By Shelly Sanders
Second Story Press, 2012. 248 pgs. Young Adult
Rachel is a Jewish girl living in Russia in 1903. When her Christian friend Mikhail is killed, there's an uproar in the community, with many of Christians claiming that the Jews were responsible for the murder in order to use the blood in their rituals. Rachel, who actually saw the murder and knows who is guilty, is terrified that if she comes forward, she and her family will all be at risk. As anti-Jewish sentiments ran wild in their city, Rachel forms an unlikely friendship with Sergei, a Christian boy whose father, chief of police, seems content to let violence erupt against the Jews.

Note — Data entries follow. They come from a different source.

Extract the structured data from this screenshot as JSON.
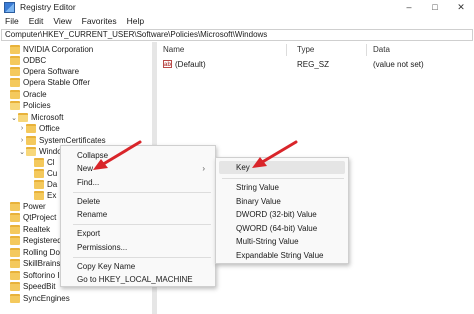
{
  "window": {
    "title": "Registry Editor"
  },
  "menubar": {
    "items": [
      "File",
      "Edit",
      "View",
      "Favorites",
      "Help"
    ]
  },
  "address": {
    "path": "Computer\\HKEY_CURRENT_USER\\Software\\Policies\\Microsoft\\Windows"
  },
  "tree": {
    "items": [
      {
        "label": "NVIDIA Corporation"
      },
      {
        "label": "ODBC"
      },
      {
        "label": "Opera Software"
      },
      {
        "label": "Opera Stable Offer"
      },
      {
        "label": "Oracle"
      },
      {
        "label": "Policies"
      },
      {
        "label": "Microsoft"
      },
      {
        "label": "Office"
      },
      {
        "label": "SystemCertificates"
      },
      {
        "label": "Windo"
      },
      {
        "label": "Cl"
      },
      {
        "label": "Cu"
      },
      {
        "label": "Da"
      },
      {
        "label": "Ex"
      },
      {
        "label": "Power"
      },
      {
        "label": "QtProject"
      },
      {
        "label": "Realtek"
      },
      {
        "label": "RegisteredA"
      },
      {
        "label": "Rolling Do"
      },
      {
        "label": "SkillBrains"
      },
      {
        "label": "Softorino In"
      },
      {
        "label": "SpeedBit"
      },
      {
        "label": "SyncEngines"
      }
    ]
  },
  "list": {
    "columns": [
      "Name",
      "Type",
      "Data"
    ],
    "rows": [
      {
        "icon": "ab",
        "name": "(Default)",
        "type": "REG_SZ",
        "data": "(value not set)"
      }
    ]
  },
  "context_menu": {
    "items": [
      "Collapse",
      "New",
      "Find...",
      "Delete",
      "Rename",
      "Export",
      "Permissions...",
      "Copy Key Name",
      "Go to HKEY_LOCAL_MACHINE"
    ],
    "submenu_arrow": "›"
  },
  "new_submenu": {
    "items": [
      "Key",
      "String Value",
      "Binary Value",
      "DWORD (32-bit) Value",
      "QWORD (64-bit) Value",
      "Multi-String Value",
      "Expandable String Value"
    ],
    "highlighted": "Key"
  },
  "colors": {
    "arrow": "#d9252a",
    "folder": "#f4c95d",
    "highlight": "#e5e5e5"
  }
}
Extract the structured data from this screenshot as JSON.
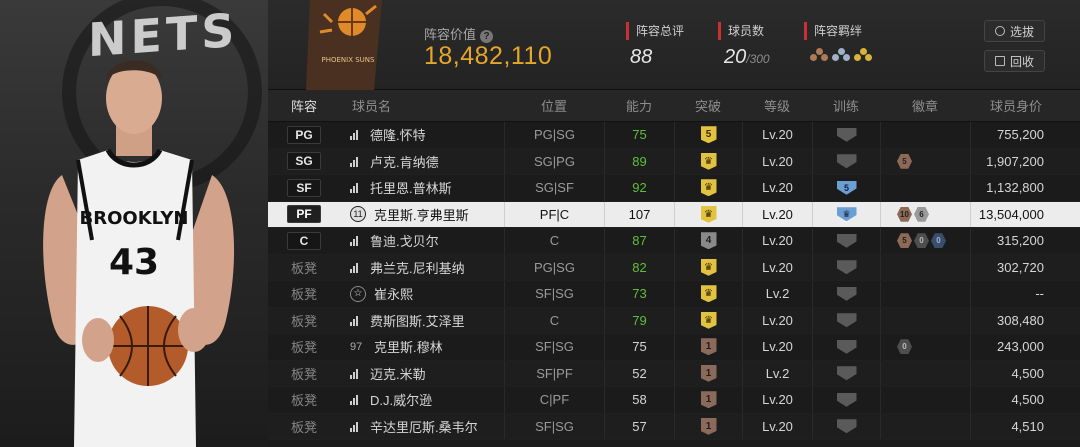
{
  "header": {
    "lineup_value_label": "阵容价值",
    "lineup_value": "18,482,110",
    "overall_label": "阵容总评",
    "overall_value": "88",
    "player_count_label": "球员数",
    "player_count_value": "20",
    "player_count_max": "/300",
    "bond_label": "阵容羁绊",
    "select_button": "选拔",
    "recycle_button": "回收",
    "team_logo_text": "PHOENIX SUNS",
    "player_team_text": "NETS",
    "player_jersey_text": "BROOKLYN",
    "player_jersey_number": "43"
  },
  "table": {
    "headers": {
      "lineup": "阵容",
      "name": "球员名",
      "position": "位置",
      "power": "能力",
      "breakthrough": "突破",
      "level": "等级",
      "training": "训练",
      "badge": "徽章",
      "value": "球员身价"
    },
    "rows": [
      {
        "lineup": "PG",
        "name": "德隆.怀特",
        "position": "PG|SG",
        "power": "75",
        "breakthrough": "5",
        "level": "Lv.20",
        "value": "755,200"
      },
      {
        "lineup": "SG",
        "name": "卢克.肯纳德",
        "position": "SG|PG",
        "power": "89",
        "breakthrough": "",
        "level": "Lv.20",
        "badge": "5",
        "value": "1,907,200"
      },
      {
        "lineup": "SF",
        "name": "托里恩.普林斯",
        "position": "SG|SF",
        "power": "92",
        "breakthrough": "",
        "level": "Lv.20",
        "training": "5",
        "value": "1,132,800"
      },
      {
        "lineup": "PF",
        "name": "克里斯.亨弗里斯",
        "position": "PF|C",
        "power": "107",
        "breakthrough": "",
        "level": "Lv.20",
        "badge1": "10",
        "badge2": "6",
        "number": "11",
        "value": "13,504,000"
      },
      {
        "lineup": "C",
        "name": "鲁迪.戈贝尔",
        "position": "C",
        "power": "87",
        "breakthrough": "4",
        "level": "Lv.20",
        "badge1": "5",
        "badge2": "0",
        "badge3": "0",
        "value": "315,200"
      },
      {
        "lineup": "板凳",
        "name": "弗兰克.尼利基纳",
        "position": "PG|SG",
        "power": "82",
        "breakthrough": "",
        "level": "Lv.20",
        "value": "302,720"
      },
      {
        "lineup": "板凳",
        "name": "崔永熙",
        "position": "SF|SG",
        "power": "73",
        "breakthrough": "",
        "level": "Lv.2",
        "value": "--"
      },
      {
        "lineup": "板凳",
        "name": "费斯图斯.艾泽里",
        "position": "C",
        "power": "79",
        "breakthrough": "",
        "level": "Lv.20",
        "value": "308,480"
      },
      {
        "lineup": "板凳",
        "name": "克里斯.穆林",
        "position": "SF|SG",
        "power": "75",
        "breakthrough": "1",
        "level": "Lv.20",
        "badge1": "0",
        "number": "97",
        "value": "243,000"
      },
      {
        "lineup": "板凳",
        "name": "迈克.米勒",
        "position": "SF|PF",
        "power": "52",
        "breakthrough": "1",
        "level": "Lv.2",
        "value": "4,500"
      },
      {
        "lineup": "板凳",
        "name": "D.J.威尔逊",
        "position": "C|PF",
        "power": "58",
        "breakthrough": "1",
        "level": "Lv.20",
        "value": "4,500"
      },
      {
        "lineup": "板凳",
        "name": "辛达里厄斯.桑韦尔",
        "position": "SF|SG",
        "power": "57",
        "breakthrough": "1",
        "level": "Lv.20",
        "value": "4,510"
      }
    ]
  },
  "colors": {
    "accent_gold": "#e4a62b",
    "label_red": "#c63131",
    "power_green": "#5fbf3b",
    "selected_row": "#ececec"
  }
}
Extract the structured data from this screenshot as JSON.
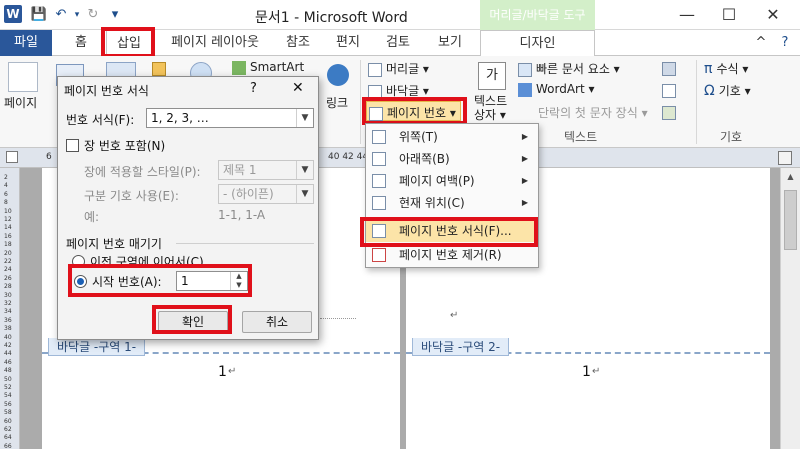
{
  "window": {
    "title": "문서1  -  Microsoft Word",
    "context_tools": "머리글/바닥글 도구",
    "context_tab": "디자인",
    "minimize": "—",
    "maximize": "☐",
    "close": "✕"
  },
  "quick_access": {
    "logo": "W",
    "save": "💾",
    "undo": "↶",
    "redo": "↻",
    "more": "▾"
  },
  "tabs": [
    "파일",
    "홈",
    "삽입",
    "페이지 레이아웃",
    "참조",
    "편지",
    "검토",
    "보기"
  ],
  "tab_right": {
    "collapse": "^",
    "help": "?"
  },
  "ribbon": {
    "page_label": "페이지",
    "smartart": "SmartArt",
    "link": "링크",
    "header": "머리글 ▾",
    "footer": "바닥글 ▾",
    "page_number": "페이지 번호 ▾",
    "textbox": "텍스트\n상자 ▾",
    "quick_parts": "빠른 문서 요소 ▾",
    "wordart": "WordArt ▾",
    "dropcap": "단락의 첫 문자 장식 ▾",
    "equation": "수식 ▾",
    "symbol": "기호 ▾",
    "group_text": "텍스트",
    "group_symbols": "기호"
  },
  "ruler": {
    "left_mark": "6",
    "right_marks": "40 42 44"
  },
  "dialog": {
    "title": "페이지 번호 서식",
    "help": "?",
    "close": "✕",
    "format_label": "번호 서식(F):",
    "format_value": "1, 2, 3, …",
    "include_chapter": "장 번호 포함(N)",
    "chapter_style_label": "장에 적용할 스타일(P):",
    "chapter_style_value": "제목 1",
    "separator_label": "구분 기호 사용(E):",
    "separator_value": "-  (하이픈)",
    "example_label": "예:",
    "example_value": "1-1, 1-A",
    "numbering_section": "페이지 번호 매기기",
    "continue_option": "이전 구역에 이어서(C)",
    "start_at_label": "시작 번호(A):",
    "start_at_value": "1",
    "ok": "확인",
    "cancel": "취소"
  },
  "menu": {
    "items": [
      "위쪽(T)",
      "아래쪽(B)",
      "페이지 여백(P)",
      "현재 위치(C)",
      "페이지 번호 서식(F)...",
      "페이지 번호 제거(R)"
    ]
  },
  "document": {
    "footer1": "바닥글 -구역 1-",
    "footer2": "바닥글 -구역 2-",
    "page1_number": "1",
    "page2_number": "1",
    "para_mark": "↵"
  },
  "vruler_marks": [
    "2",
    "4",
    "6",
    "8",
    "10",
    "12",
    "14",
    "16",
    "18",
    "20",
    "22",
    "24",
    "26",
    "28",
    "30",
    "32",
    "34",
    "36",
    "38",
    "40",
    "42",
    "44",
    "46",
    "48",
    "50",
    "52",
    "54",
    "56",
    "58",
    "60",
    "62",
    "64",
    "66"
  ],
  "colors": {
    "file_tab": "#2a579a",
    "highlight": "#e0101a",
    "context": "#d3efc9",
    "footer_tag": "#e2ecf8"
  }
}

Based on actual events, this is a worthy piece of historical fiction as it shows an important piece of history, as well as delivering messages about prejudice, propaganda, and friendship. Sometimes the writing seemed somewhat awkward, such as in a scene where Sergei lectures his father about doing nothing to do stop the pogrom, but overall, it's one that any conscientious reader looking to learn more about history should read.